Journal ArticleDOI
TL;DR: The data indicate that glucagon is essential for maintenance of normal glycemia and postnatal regulation of islet and α and δ cell numbers and the lean phenotype of Gcgr−/− mice suggests glucagon action may be involved in the regulation of whole body composition.

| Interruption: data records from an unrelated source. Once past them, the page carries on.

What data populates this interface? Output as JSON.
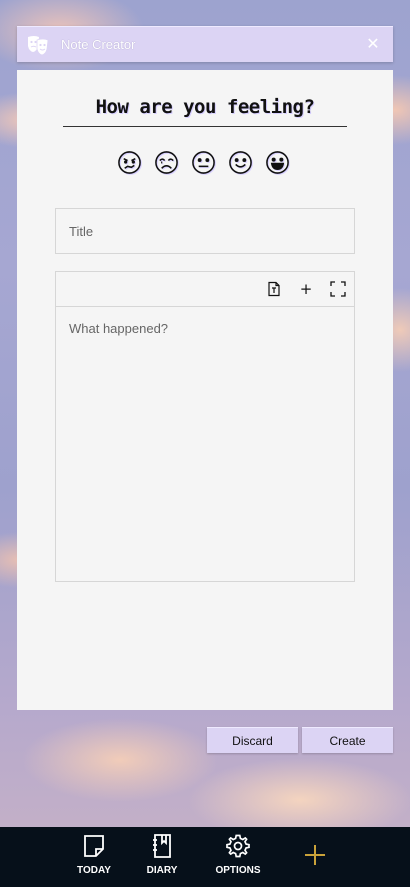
{
  "window": {
    "title": "Note Creator",
    "icon": "theater-masks-icon",
    "close_glyph": "✕"
  },
  "panel": {
    "heading": "How are you feeling?",
    "moods": [
      {
        "name": "mood-angry-icon"
      },
      {
        "name": "mood-sad-icon"
      },
      {
        "name": "mood-neutral-icon"
      },
      {
        "name": "mood-happy-icon"
      },
      {
        "name": "mood-very-happy-icon"
      }
    ],
    "title_field": {
      "placeholder": "Title",
      "value": ""
    },
    "body_field": {
      "placeholder": "What happened?",
      "value": ""
    },
    "toolbar": {
      "items": [
        "text-file-icon",
        "plus-icon",
        "fullscreen-icon"
      ],
      "plus_glyph": "+"
    }
  },
  "actions": {
    "discard_label": "Discard",
    "create_label": "Create"
  },
  "nav": {
    "today_label": "TODAY",
    "diary_label": "DIARY",
    "options_label": "OPTIONS"
  },
  "colors": {
    "accent": "#dcd4f4",
    "panel": "#f5f5f5",
    "nav_background": "#06101a",
    "add_button": "#c9a23a"
  }
}
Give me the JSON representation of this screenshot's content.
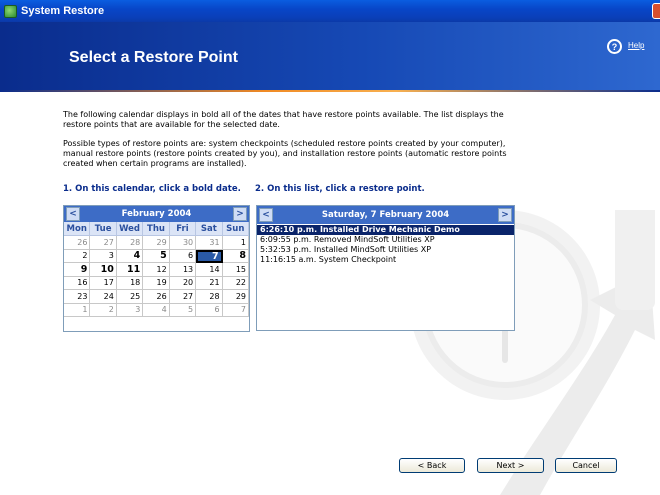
{
  "window": {
    "title": "System Restore"
  },
  "header": {
    "title": "Select a Restore Point",
    "help_label": "Help",
    "help_glyph": "?"
  },
  "intro": {
    "p1": "The following calendar displays in bold all of the dates that have restore points available. The list displays the restore points that are available for the selected date.",
    "p2": "Possible types of restore points are: system checkpoints (scheduled restore points created by your computer), manual restore points (restore points created by you), and installation restore points (automatic restore points created when certain programs are installed)."
  },
  "steps": {
    "step1": "1. On this calendar, click a bold date.",
    "step2": "2. On this list, click a restore point."
  },
  "calendar": {
    "month_label": "February 2004",
    "prev_glyph": "<",
    "next_glyph": ">",
    "days_of_week": [
      "Mon",
      "Tue",
      "Wed",
      "Thu",
      "Fri",
      "Sat",
      "Sun"
    ],
    "days": [
      {
        "d": "26",
        "other": true
      },
      {
        "d": "27",
        "other": true
      },
      {
        "d": "28",
        "other": true
      },
      {
        "d": "29",
        "other": true
      },
      {
        "d": "30",
        "other": true
      },
      {
        "d": "31",
        "other": true
      },
      {
        "d": "1"
      },
      {
        "d": "2"
      },
      {
        "d": "3"
      },
      {
        "d": "4",
        "bold": true
      },
      {
        "d": "5",
        "bold": true
      },
      {
        "d": "6"
      },
      {
        "d": "7",
        "bold": true,
        "selected": true
      },
      {
        "d": "8",
        "bold": true
      },
      {
        "d": "9",
        "bold": true
      },
      {
        "d": "10",
        "bold": true
      },
      {
        "d": "11",
        "bold": true
      },
      {
        "d": "12"
      },
      {
        "d": "13"
      },
      {
        "d": "14"
      },
      {
        "d": "15"
      },
      {
        "d": "16"
      },
      {
        "d": "17"
      },
      {
        "d": "18"
      },
      {
        "d": "19"
      },
      {
        "d": "20"
      },
      {
        "d": "21"
      },
      {
        "d": "22"
      },
      {
        "d": "23"
      },
      {
        "d": "24"
      },
      {
        "d": "25"
      },
      {
        "d": "26"
      },
      {
        "d": "27"
      },
      {
        "d": "28"
      },
      {
        "d": "29"
      },
      {
        "d": "1",
        "other": true
      },
      {
        "d": "2",
        "other": true
      },
      {
        "d": "3",
        "other": true
      },
      {
        "d": "4",
        "other": true
      },
      {
        "d": "5",
        "other": true
      },
      {
        "d": "6",
        "other": true
      },
      {
        "d": "7",
        "other": true
      }
    ]
  },
  "restore_list": {
    "date_label": "Saturday, 7 February 2004",
    "prev_glyph": "<",
    "next_glyph": ">",
    "items": [
      {
        "text": "6:26:10 p.m.  Installed Drive Mechanic Demo",
        "selected": true
      },
      {
        "text": "6:09:55 p.m.  Removed MindSoft Utilities XP"
      },
      {
        "text": "5:32:53 p.m.  Installed MindSoft Utilities XP"
      },
      {
        "text": "11:16:15 a.m.  System Checkpoint"
      }
    ]
  },
  "buttons": {
    "back": "< Back",
    "next": "Next >",
    "cancel": "Cancel"
  },
  "colors": {
    "header_dark": "#0a2c8c",
    "accent_orange": "#f08a24",
    "selection": "#0a246a"
  }
}
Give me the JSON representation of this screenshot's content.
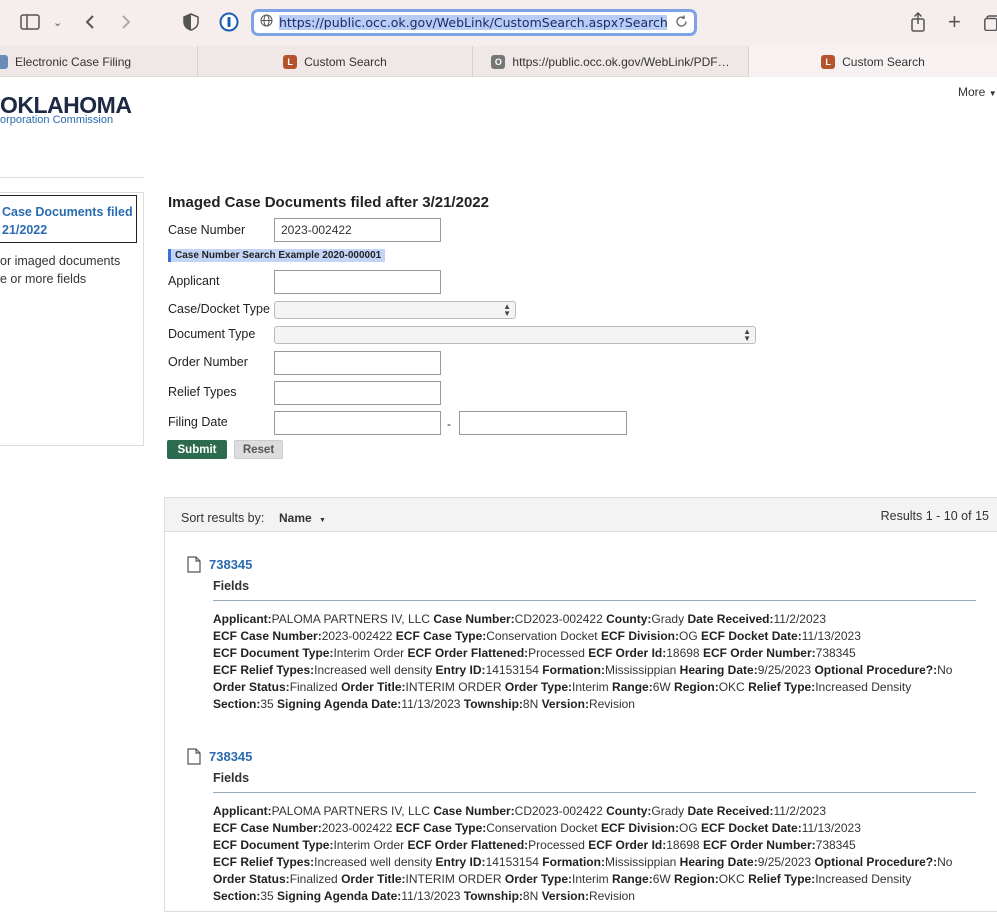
{
  "browser": {
    "url": "https://public.occ.ok.gov/WebLink/CustomSearch.aspx?SearchNa",
    "tabs": [
      {
        "label": "Electronic Case Filing"
      },
      {
        "label": "Custom Search"
      },
      {
        "label": "https://public.occ.ok.gov/WebLink/PDF…"
      },
      {
        "label": "Custom Search"
      }
    ]
  },
  "header": {
    "logo_line1": "OKLAHOMA",
    "logo_line2": "orporation Commission",
    "more": "More"
  },
  "sidebar": {
    "link": "Case Documents filed 21/2022",
    "link_line1": "Case Documents filed",
    "link_line2": "21/2022",
    "text_line1": "or imaged documents",
    "text_line2": "e or more fields"
  },
  "form": {
    "title": "Imaged Case Documents filed after 3/21/2022",
    "case_number_label": "Case Number",
    "case_number_value": "2023-002422",
    "example": "Case Number Search Example 2020-000001",
    "applicant_label": "Applicant",
    "case_docket_type_label": "Case/Docket Type",
    "document_type_label": "Document Type",
    "order_number_label": "Order Number",
    "relief_types_label": "Relief Types",
    "filing_date_label": "Filing Date",
    "date_separator": "-",
    "submit": "Submit",
    "reset": "Reset"
  },
  "results": {
    "sort_label": "Sort results by:",
    "sort_value": "Name",
    "count": "Results  1 - 10 of 15",
    "fields_label": "Fields",
    "entries": [
      {
        "title": "738345",
        "applicant": "PALOMA PARTNERS IV, LLC",
        "case_number": "CD2023-002422",
        "county": "Grady",
        "date_received": "11/2/2023",
        "ecf_case_number": "2023-002422",
        "ecf_case_type": "Conservation Docket",
        "ecf_division": "OG",
        "ecf_docket_date": "11/13/2023",
        "ecf_document_type": "Interim Order",
        "ecf_order_flattened": "Processed",
        "ecf_order_id": "18698",
        "ecf_order_number": "738345",
        "ecf_relief_types": "Increased well density",
        "entry_id": "14153154",
        "formation": "Mississippian",
        "hearing_date": "9/25/2023",
        "optional_procedure": "No",
        "order_status": "Finalized",
        "order_title": "INTERIM ORDER",
        "order_type": "Interim",
        "range": "6W",
        "region": "OKC",
        "relief_type": "Increased Density",
        "section": "35",
        "signing_agenda_date": "11/13/2023",
        "township": "8N",
        "version": "Revision"
      },
      {
        "title": "738345",
        "applicant": "PALOMA PARTNERS IV, LLC",
        "case_number": "CD2023-002422",
        "county": "Grady",
        "date_received": "11/2/2023",
        "ecf_case_number": "2023-002422",
        "ecf_case_type": "Conservation Docket",
        "ecf_division": "OG",
        "ecf_docket_date": "11/13/2023",
        "ecf_document_type": "Interim Order",
        "ecf_order_flattened": "Processed",
        "ecf_order_id": "18698",
        "ecf_order_number": "738345",
        "ecf_relief_types": "Increased well density",
        "entry_id": "14153154",
        "formation": "Mississippian",
        "hearing_date": "9/25/2023",
        "optional_procedure": "No",
        "order_status": "Finalized",
        "order_title": "INTERIM ORDER",
        "order_type": "Interim",
        "range": "6W",
        "region": "OKC",
        "relief_type": "Increased Density",
        "section": "35",
        "signing_agenda_date": "11/13/2023",
        "township": "8N",
        "version": "Revision"
      }
    ],
    "field_labels": {
      "applicant": "Applicant:",
      "case_number": "Case Number:",
      "county": "County:",
      "date_received": "Date Received:",
      "ecf_case_number": "ECF Case Number:",
      "ecf_case_type": "ECF Case Type:",
      "ecf_division": "ECF Division:",
      "ecf_docket_date": "ECF Docket Date:",
      "ecf_document_type": "ECF Document Type:",
      "ecf_order_flattened": "ECF Order Flattened:",
      "ecf_order_id": "ECF Order Id:",
      "ecf_order_number": "ECF Order Number:",
      "ecf_relief_types": "ECF Relief Types:",
      "entry_id": "Entry ID:",
      "formation": "Formation:",
      "hearing_date": "Hearing Date:",
      "optional_procedure": "Optional Procedure?:",
      "order_status": "Order Status:",
      "order_title": "Order Title:",
      "order_type": "Order Type:",
      "range": "Range:",
      "region": "Region:",
      "relief_type": "Relief Type:",
      "section": "Section:",
      "signing_agenda_date": "Signing Agenda Date:",
      "township": "Township:",
      "version": "Version:"
    }
  },
  "icons": {
    "sidebar": "sidebar-icon",
    "back": "back-arrow-icon",
    "forward": "forward-arrow-icon",
    "shield": "shield-icon",
    "password": "password-manager-icon",
    "globe": "globe-icon",
    "reload": "reload-icon",
    "share": "share-icon",
    "new_tab": "plus-icon",
    "tabs": "tab-overview-icon",
    "document": "document-icon"
  }
}
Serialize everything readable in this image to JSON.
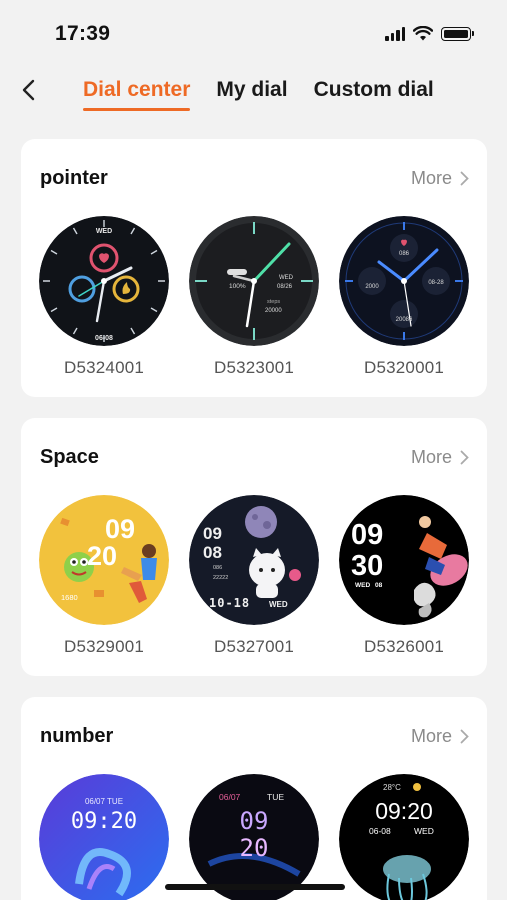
{
  "status_bar": {
    "time": "17:39"
  },
  "nav": {
    "tabs": [
      {
        "label": "Dial center",
        "active": true
      },
      {
        "label": "My dial",
        "active": false
      },
      {
        "label": "Custom dial",
        "active": false
      }
    ]
  },
  "sections": [
    {
      "title": "pointer",
      "more_label": "More",
      "dials": [
        {
          "id": "D5324001",
          "face_text": {
            "day": "WED",
            "date": "06-08"
          }
        },
        {
          "id": "D5323001",
          "face_text": {
            "battery": "100%",
            "day": "WED",
            "date": "08/26",
            "steps_label": "steps",
            "steps": "20000"
          }
        },
        {
          "id": "D5320001",
          "face_text": {
            "top": "086",
            "left": "2000",
            "right": "08-28",
            "bottom": "20086"
          }
        }
      ]
    },
    {
      "title": "Space",
      "more_label": "More",
      "dials": [
        {
          "id": "D5329001",
          "face_text": {
            "hour": "09",
            "minute": "20",
            "steps": "1680"
          }
        },
        {
          "id": "D5327001",
          "face_text": {
            "hour": "09",
            "minute": "08",
            "hr": "086",
            "steps": "22222",
            "date": "10-18",
            "day": "WED"
          }
        },
        {
          "id": "D5326001",
          "face_text": {
            "hour": "09",
            "minute": "30",
            "day": "WED",
            "date": "08"
          }
        }
      ]
    },
    {
      "title": "number",
      "more_label": "More",
      "dials": [
        {
          "id": "D5330001",
          "face_text": {
            "date": "06/07 TUE",
            "time": "09:20"
          }
        },
        {
          "id": "D5331001",
          "face_text": {
            "date": "06/07",
            "day": "TUE",
            "hour": "09",
            "minute": "20"
          }
        },
        {
          "id": "D5332001",
          "face_text": {
            "temp": "28°C",
            "time": "09:20",
            "date": "06-08",
            "day": "WED"
          }
        }
      ]
    }
  ],
  "colors": {
    "accent": "#ee6a25",
    "card": "#ffffff",
    "background": "#f2f2f2"
  }
}
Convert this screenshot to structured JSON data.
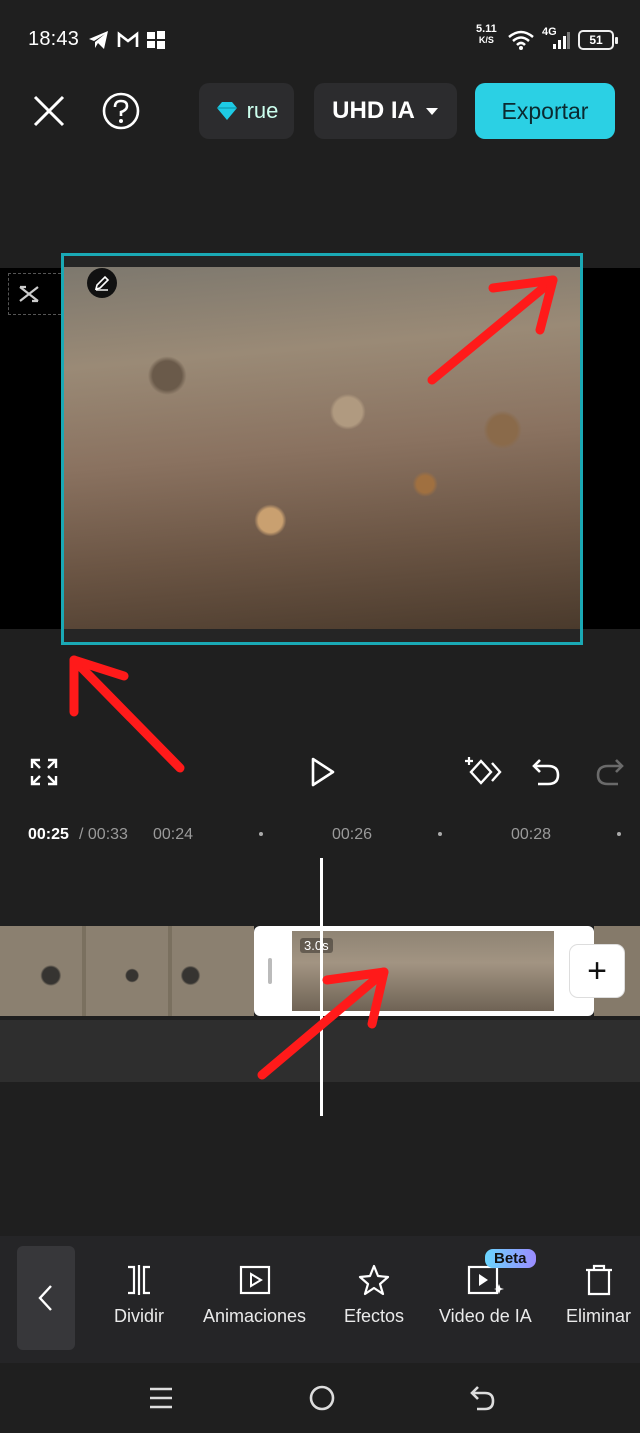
{
  "status_bar": {
    "time": "18:43",
    "net_speed_value": "5.11",
    "net_speed_unit": "K/S",
    "network_type": "4G",
    "battery": "51"
  },
  "toolbar": {
    "pro_label": "rue",
    "quality_label": "UHD IA",
    "export_label": "Exportar"
  },
  "timeline": {
    "current_time": "00:25",
    "total_time": "/ 00:33",
    "ticks": [
      "00:24",
      "00:26",
      "00:28"
    ],
    "clip_duration": "3.0s",
    "add_label": "+"
  },
  "tools": [
    {
      "label": "Dividir",
      "icon": "split-icon"
    },
    {
      "label": "Animaciones",
      "icon": "animation-icon"
    },
    {
      "label": "Efectos",
      "icon": "effects-icon"
    },
    {
      "label": "Video de IA",
      "icon": "ai-video-icon"
    },
    {
      "label": "Eliminar",
      "icon": "delete-icon"
    }
  ],
  "beta_label": "Beta",
  "colors": {
    "accent": "#2bd0e4",
    "selection_border": "#1aa9b5",
    "annotation_arrow": "#ff1a1a",
    "background": "#1f1f1f"
  }
}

Abstract: Glucagon, the counter-regulatory hormone to insulin, is secreted from pancreatic α cells in response to low blood glucose. To examine the role of glucagon in glucose homeostasis, mice were generated with a null mutation of the glucagon receptor (Gcgr−/−). These mice display lower blood glucose levels throughout the day and improved glucose tolerance but similar insulin levels compared with control animals. Gcgr−/− mice displayed supraphysiological glucagon levels associated with postnatal enlargement of the pancreas and hyperplasia of islets due predominantly to α cell, and to a lesser extent, δ cell proliferation. In addition, increased proglucagon expression and processing resulted in increased pancreatic glucogen-like peptide 1 (GLP-1) (1–37) and GLP-1 amide (1–36 amide) content and a 3- to 10-fold increase in circulating GLP-1 amide. Gcgr−/− mice also displayed reduced adiposity and leptin levels but normal body weight, food intake, and energy expenditure. These data indicate that glucagon is essential for maintenance of normal glycemia and postnatal regulation of islet and α and δ cell numbers. Furthermore, the lean phenotype of Gcgr−/− mice suggests glucagon action may be involved in the regulation of whole body composition.

489 citations